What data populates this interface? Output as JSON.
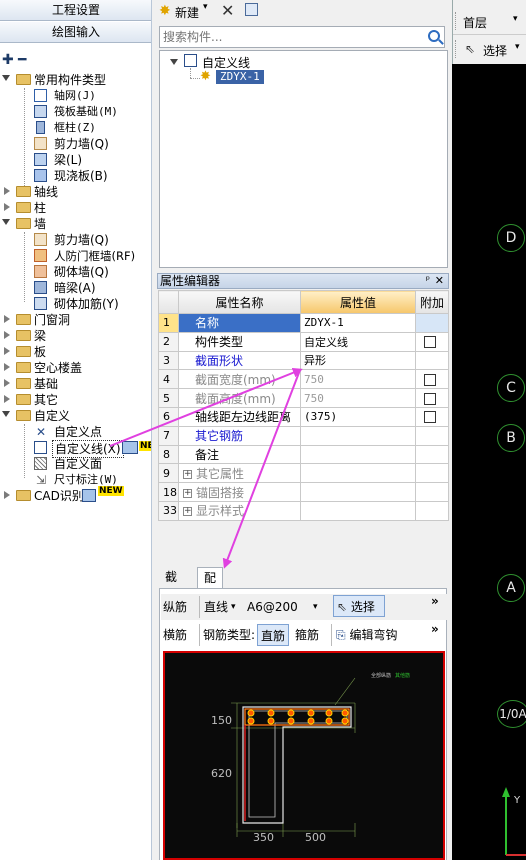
{
  "left": {
    "header1": "工程设置",
    "header2": "绘图输入",
    "tree": [
      {
        "label": "常用构件类型",
        "kind": "folder-open"
      },
      {
        "label": "轴网(J)",
        "kind": "item"
      },
      {
        "label": "筏板基础(M)",
        "kind": "item"
      },
      {
        "label": "框柱(Z)",
        "kind": "item"
      },
      {
        "label": "剪力墙(Q)",
        "kind": "item"
      },
      {
        "label": "梁(L)",
        "kind": "item"
      },
      {
        "label": "现浇板(B)",
        "kind": "item"
      },
      {
        "label": "轴线",
        "kind": "folder"
      },
      {
        "label": "柱",
        "kind": "folder"
      },
      {
        "label": "墙",
        "kind": "folder-open"
      },
      {
        "label": "剪力墙(Q)",
        "kind": "item"
      },
      {
        "label": "人防门框墙(RF)",
        "kind": "item"
      },
      {
        "label": "砌体墙(Q)",
        "kind": "item"
      },
      {
        "label": "暗梁(A)",
        "kind": "item"
      },
      {
        "label": "砌体加筋(Y)",
        "kind": "item"
      },
      {
        "label": "门窗洞",
        "kind": "folder"
      },
      {
        "label": "梁",
        "kind": "folder"
      },
      {
        "label": "板",
        "kind": "folder"
      },
      {
        "label": "空心楼盖",
        "kind": "folder"
      },
      {
        "label": "基础",
        "kind": "folder"
      },
      {
        "label": "其它",
        "kind": "folder"
      },
      {
        "label": "自定义",
        "kind": "folder-open"
      },
      {
        "label": "自定义点",
        "kind": "item"
      },
      {
        "label": "自定义线(X)",
        "kind": "item-selected"
      },
      {
        "label": "自定义面",
        "kind": "item"
      },
      {
        "label": "尺寸标注(W)",
        "kind": "item"
      },
      {
        "label": "CAD识别",
        "kind": "folder"
      }
    ],
    "new_tag": "NEW",
    "new_tag_short": "NE"
  },
  "mid": {
    "new_label": "新建",
    "search_placeholder": "搜索构件...",
    "comp_root": "自定义线",
    "comp_child": "ZDYX-1",
    "prop_title": "属性编辑器",
    "prop_headers": {
      "name": "属性名称",
      "value": "属性值",
      "extra": "附加"
    },
    "props": [
      {
        "num": "1",
        "name": "名称",
        "value": "ZDYX-1",
        "style": "blue",
        "check": false,
        "selected": true
      },
      {
        "num": "2",
        "name": "构件类型",
        "value": "自定义线",
        "style": "",
        "check": true
      },
      {
        "num": "3",
        "name": "截面形状",
        "value": "异形",
        "style": "blue",
        "check": false
      },
      {
        "num": "4",
        "name": "截面宽度(mm)",
        "value": "750",
        "style": "grey",
        "check": true
      },
      {
        "num": "5",
        "name": "截面高度(mm)",
        "value": "750",
        "style": "grey",
        "check": true
      },
      {
        "num": "6",
        "name": "轴线距左边线距离",
        "value": "(375)",
        "style": "",
        "check": true
      },
      {
        "num": "7",
        "name": "其它钢筋",
        "value": "",
        "style": "blue",
        "check": false
      },
      {
        "num": "8",
        "name": "备注",
        "value": "",
        "style": "",
        "check": false
      },
      {
        "num": "9",
        "name": "其它属性",
        "value": "",
        "style": "grey",
        "expand": true
      },
      {
        "num": "18",
        "name": "锚固搭接",
        "value": "",
        "style": "grey",
        "expand": true
      },
      {
        "num": "33",
        "name": "显示样式",
        "value": "",
        "style": "grey",
        "expand": true
      }
    ],
    "tabs": [
      "截面",
      "配筋"
    ],
    "rebar_bar": {
      "longitudinal": "纵筋",
      "line_type": "直线",
      "spec": "A6@200",
      "select": "选择",
      "more": "»"
    },
    "rebar_bar2": {
      "transverse": "横筋",
      "type_label": "钢筋类型:",
      "straight": "直筋",
      "stirrup": "箍筋",
      "edit_hook": "编辑弯钩",
      "more": "»"
    },
    "preview": {
      "dim_top": "150",
      "dim_left": "620",
      "dim_bottom_left": "350",
      "dim_bottom_right": "500",
      "legend_a": "全部纵筋",
      "legend_b": "其他筋"
    }
  },
  "right": {
    "floor": "首层",
    "select": "选择",
    "axes": [
      "D",
      "C",
      "B",
      "A",
      "1/0A"
    ]
  },
  "colors": {
    "selection": "#3a63a6",
    "accent": "#e040e0",
    "cad_green": "#2f8f2f",
    "preview_border": "#d40000"
  }
}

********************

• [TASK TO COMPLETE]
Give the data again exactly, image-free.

• [EXERCISE ANSWER]
What data populates this interface? Output as JSON.
{
  "left": {
    "header1": "工程设置",
    "header2": "绘图输入",
    "tree": [
      {
        "label": "常用构件类型",
        "kind": "folder-open"
      },
      {
        "label": "轴网(J)",
        "kind": "item"
      },
      {
        "label": "筏板基础(M)",
        "kind": "item"
      },
      {
        "label": "框柱(Z)",
        "kind": "item"
      },
      {
        "label": "剪力墙(Q)",
        "kind": "item"
      },
      {
        "label": "梁(L)",
        "kind": "item"
      },
      {
        "label": "现浇板(B)",
        "kind": "item"
      },
      {
        "label": "轴线",
        "kind": "folder"
      },
      {
        "label": "柱",
        "kind": "folder"
      },
      {
        "label": "墙",
        "kind": "folder-open"
      },
      {
        "label": "剪力墙(Q)",
        "kind": "item"
      },
      {
        "label": "人防门框墙(RF)",
        "kind": "item"
      },
      {
        "label": "砌体墙(Q)",
        "kind": "item"
      },
      {
        "label": "暗梁(A)",
        "kind": "item"
      },
      {
        "label": "砌体加筋(Y)",
        "kind": "item"
      },
      {
        "label": "门窗洞",
        "kind": "folder"
      },
      {
        "label": "梁",
        "kind": "folder"
      },
      {
        "label": "板",
        "kind": "folder"
      },
      {
        "label": "空心楼盖",
        "kind": "folder"
      },
      {
        "label": "基础",
        "kind": "folder"
      },
      {
        "label": "其它",
        "kind": "folder"
      },
      {
        "label": "自定义",
        "kind": "folder-open"
      },
      {
        "label": "自定义点",
        "kind": "item"
      },
      {
        "label": "自定义线(X)",
        "kind": "item-selected"
      },
      {
        "label": "自定义面",
        "kind": "item"
      },
      {
        "label": "尺寸标注(W)",
        "kind": "item"
      },
      {
        "label": "CAD识别",
        "kind": "folder"
      }
    ],
    "new_tag": "NEW",
    "new_tag_short": "NE"
  },
  "mid": {
    "new_label": "新建",
    "search_placeholder": "搜索构件...",
    "comp_root": "自定义线",
    "comp_child": "ZDYX-1",
    "prop_title": "属性编辑器",
    "prop_headers": {
      "name": "属性名称",
      "value": "属性值",
      "extra": "附加"
    },
    "props": [
      {
        "num": "1",
        "name": "名称",
        "value": "ZDYX-1",
        "style": "blue",
        "check": false,
        "selected": true
      },
      {
        "num": "2",
        "name": "构件类型",
        "value": "自定义线",
        "style": "",
        "check": true
      },
      {
        "num": "3",
        "name": "截面形状",
        "value": "异形",
        "style": "blue",
        "check": false
      },
      {
        "num": "4",
        "name": "截面宽度(mm)",
        "value": "750",
        "style": "grey",
        "check": true
      },
      {
        "num": "5",
        "name": "截面高度(mm)",
        "value": "750",
        "style": "grey",
        "check": true
      },
      {
        "num": "6",
        "name": "轴线距左边线距离",
        "value": "(375)",
        "style": "",
        "check": true
      },
      {
        "num": "7",
        "name": "其它钢筋",
        "value": "",
        "style": "blue",
        "check": false
      },
      {
        "num": "8",
        "name": "备注",
        "value": "",
        "style": "",
        "check": false
      },
      {
        "num": "9",
        "name": "其它属性",
        "value": "",
        "style": "grey",
        "expand": true
      },
      {
        "num": "18",
        "name": "锚固搭接",
        "value": "",
        "style": "grey",
        "expand": true
      },
      {
        "num": "33",
        "name": "显示样式",
        "value": "",
        "style": "grey",
        "expand": true
      }
    ],
    "tabs": [
      "截面",
      "配筋"
    ],
    "rebar_bar": {
      "longitudinal": "纵筋",
      "line_type": "直线",
      "spec": "A6@200",
      "select": "选择",
      "more": "»"
    },
    "rebar_bar2": {
      "transverse": "横筋",
      "type_label": "钢筋类型:",
      "straight": "直筋",
      "stirrup": "箍筋",
      "edit_hook": "编辑弯钩",
      "more": "»"
    },
    "preview": {
      "dim_top": "150",
      "dim_left": "620",
      "dim_bottom_left": "350",
      "dim_bottom_right": "500",
      "legend_a": "全部纵筋",
      "legend_b": "其他筋"
    }
  },
  "right": {
    "floor": "首层",
    "select": "选择",
    "axes": [
      "D",
      "C",
      "B",
      "A",
      "1/0A"
    ]
  },
  "colors": {
    "selection": "#3a63a6",
    "accent": "#e040e0",
    "cad_green": "#2f8f2f",
    "preview_border": "#d40000"
  }
}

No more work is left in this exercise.